EXERCISE AIM
Nothing in the records should change; write them all out again.
(DATA SHOWN begins)
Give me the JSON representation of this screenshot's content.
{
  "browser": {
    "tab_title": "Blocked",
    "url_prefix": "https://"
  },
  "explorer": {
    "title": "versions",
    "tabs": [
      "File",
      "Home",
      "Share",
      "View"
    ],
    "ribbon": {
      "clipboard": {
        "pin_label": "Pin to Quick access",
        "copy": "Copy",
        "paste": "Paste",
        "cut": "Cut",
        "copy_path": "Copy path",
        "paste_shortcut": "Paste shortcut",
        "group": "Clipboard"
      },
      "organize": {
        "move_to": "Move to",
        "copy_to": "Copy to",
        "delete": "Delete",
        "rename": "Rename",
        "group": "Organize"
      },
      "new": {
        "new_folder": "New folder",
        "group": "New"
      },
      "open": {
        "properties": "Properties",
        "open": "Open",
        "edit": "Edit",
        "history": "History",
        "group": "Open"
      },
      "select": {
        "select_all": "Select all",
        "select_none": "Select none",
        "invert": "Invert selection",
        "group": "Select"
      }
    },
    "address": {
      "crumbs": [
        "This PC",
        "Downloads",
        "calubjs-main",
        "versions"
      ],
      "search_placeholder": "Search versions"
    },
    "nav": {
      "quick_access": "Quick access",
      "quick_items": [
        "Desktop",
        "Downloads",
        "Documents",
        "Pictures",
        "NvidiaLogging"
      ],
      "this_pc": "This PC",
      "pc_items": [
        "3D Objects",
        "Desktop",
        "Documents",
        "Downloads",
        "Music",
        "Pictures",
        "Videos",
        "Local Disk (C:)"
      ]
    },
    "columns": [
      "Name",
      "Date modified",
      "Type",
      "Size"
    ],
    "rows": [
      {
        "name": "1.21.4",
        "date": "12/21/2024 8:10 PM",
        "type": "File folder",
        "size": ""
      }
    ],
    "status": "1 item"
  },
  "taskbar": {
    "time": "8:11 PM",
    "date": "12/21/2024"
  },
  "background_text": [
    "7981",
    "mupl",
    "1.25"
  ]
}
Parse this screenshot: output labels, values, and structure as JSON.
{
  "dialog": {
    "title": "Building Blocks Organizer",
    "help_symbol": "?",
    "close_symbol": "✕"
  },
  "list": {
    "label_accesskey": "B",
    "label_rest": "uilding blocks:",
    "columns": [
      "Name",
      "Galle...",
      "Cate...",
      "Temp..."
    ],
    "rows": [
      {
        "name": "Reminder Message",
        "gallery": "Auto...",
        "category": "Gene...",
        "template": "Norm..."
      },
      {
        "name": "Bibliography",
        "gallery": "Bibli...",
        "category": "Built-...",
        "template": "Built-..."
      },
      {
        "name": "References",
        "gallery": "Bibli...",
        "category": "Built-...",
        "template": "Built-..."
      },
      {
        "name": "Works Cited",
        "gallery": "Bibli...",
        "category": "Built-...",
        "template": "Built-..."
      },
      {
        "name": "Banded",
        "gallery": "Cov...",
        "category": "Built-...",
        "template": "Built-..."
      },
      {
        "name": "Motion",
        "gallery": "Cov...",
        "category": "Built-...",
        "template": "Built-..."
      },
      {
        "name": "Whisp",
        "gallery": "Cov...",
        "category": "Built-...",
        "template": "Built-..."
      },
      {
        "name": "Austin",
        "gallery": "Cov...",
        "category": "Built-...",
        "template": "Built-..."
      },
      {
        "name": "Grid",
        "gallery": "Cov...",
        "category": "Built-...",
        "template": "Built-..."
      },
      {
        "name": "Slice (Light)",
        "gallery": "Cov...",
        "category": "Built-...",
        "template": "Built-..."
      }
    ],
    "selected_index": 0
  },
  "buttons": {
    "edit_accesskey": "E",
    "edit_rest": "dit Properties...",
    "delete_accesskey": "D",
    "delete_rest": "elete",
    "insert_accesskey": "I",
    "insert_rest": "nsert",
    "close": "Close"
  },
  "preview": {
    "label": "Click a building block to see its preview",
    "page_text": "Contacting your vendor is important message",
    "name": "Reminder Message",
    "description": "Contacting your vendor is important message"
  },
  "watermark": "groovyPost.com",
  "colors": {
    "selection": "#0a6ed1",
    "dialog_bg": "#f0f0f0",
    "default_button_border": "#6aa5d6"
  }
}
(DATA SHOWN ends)
RESULT FOR THIS TASK
Give me the JSON representation of this screenshot's content.
{
  "browser": {
    "tab_title": "Blocked",
    "url_prefix": "https://"
  },
  "explorer": {
    "title": "versions",
    "tabs": [
      "File",
      "Home",
      "Share",
      "View"
    ],
    "ribbon": {
      "clipboard": {
        "pin_label": "Pin to Quick access",
        "copy": "Copy",
        "paste": "Paste",
        "cut": "Cut",
        "copy_path": "Copy path",
        "paste_shortcut": "Paste shortcut",
        "group": "Clipboard"
      },
      "organize": {
        "move_to": "Move to",
        "copy_to": "Copy to",
        "delete": "Delete",
        "rename": "Rename",
        "group": "Organize"
      },
      "new": {
        "new_folder": "New folder",
        "group": "New"
      },
      "open": {
        "properties": "Properties",
        "open": "Open",
        "edit": "Edit",
        "history": "History",
        "group": "Open"
      },
      "select": {
        "select_all": "Select all",
        "select_none": "Select none",
        "invert": "Invert selection",
        "group": "Select"
      }
    },
    "address": {
      "crumbs": [
        "This PC",
        "Downloads",
        "calubjs-main",
        "versions"
      ],
      "search_placeholder": "Search versions"
    },
    "nav": {
      "quick_access": "Quick access",
      "quick_items": [
        "Desktop",
        "Downloads",
        "Documents",
        "Pictures",
        "NvidiaLogging"
      ],
      "this_pc": "This PC",
      "pc_items": [
        "3D Objects",
        "Desktop",
        "Documents",
        "Downloads",
        "Music",
        "Pictures",
        "Videos",
        "Local Disk (C:)"
      ]
    },
    "columns": [
      "Name",
      "Date modified",
      "Type",
      "Size"
    ],
    "rows": [
      {
        "name": "1.21.4",
        "date": "12/21/2024 8:10 PM",
        "type": "File folder",
        "size": ""
      }
    ],
    "status": "1 item"
  },
  "taskbar": {
    "time": "8:11 PM",
    "date": "12/21/2024"
  },
  "background_text": [
    "7981",
    "mupl",
    "1.25"
  ]
}
Parse this screenshot: output labels, values, and structure as JSON.
{
  "dialog": {
    "title": "Building Blocks Organizer",
    "help_symbol": "?",
    "close_symbol": "✕"
  },
  "list": {
    "label_accesskey": "B",
    "label_rest": "uilding blocks:",
    "columns": [
      "Name",
      "Galle...",
      "Cate...",
      "Temp..."
    ],
    "rows": [
      {
        "name": "Reminder Message",
        "gallery": "Auto...",
        "category": "Gene...",
        "template": "Norm..."
      },
      {
        "name": "Bibliography",
        "gallery": "Bibli...",
        "category": "Built-...",
        "template": "Built-..."
      },
      {
        "name": "References",
        "gallery": "Bibli...",
        "category": "Built-...",
        "template": "Built-..."
      },
      {
        "name": "Works Cited",
        "gallery": "Bibli...",
        "category": "Built-...",
        "template": "Built-..."
      },
      {
        "name": "Banded",
        "gallery": "Cov...",
        "category": "Built-...",
        "template": "Built-..."
      },
      {
        "name": "Motion",
        "gallery": "Cov...",
        "category": "Built-...",
        "template": "Built-..."
      },
      {
        "name": "Whisp",
        "gallery": "Cov...",
        "category": "Built-...",
        "template": "Built-..."
      },
      {
        "name": "Austin",
        "gallery": "Cov...",
        "category": "Built-...",
        "template": "Built-..."
      },
      {
        "name": "Grid",
        "gallery": "Cov...",
        "category": "Built-...",
        "template": "Built-..."
      },
      {
        "name": "Slice (Light)",
        "gallery": "Cov...",
        "category": "Built-...",
        "template": "Built-..."
      }
    ],
    "selected_index": 0
  },
  "buttons": {
    "edit_accesskey": "E",
    "edit_rest": "dit Properties...",
    "delete_accesskey": "D",
    "delete_rest": "elete",
    "insert_accesskey": "I",
    "insert_rest": "nsert",
    "close": "Close"
  },
  "preview": {
    "label": "Click a building block to see its preview",
    "page_text": "Contacting your vendor is important message",
    "name": "Reminder Message",
    "description": "Contacting your vendor is important message"
  },
  "watermark": "groovyPost.com",
  "colors": {
    "selection": "#0a6ed1",
    "dialog_bg": "#f0f0f0",
    "default_button_border": "#6aa5d6"
  }
}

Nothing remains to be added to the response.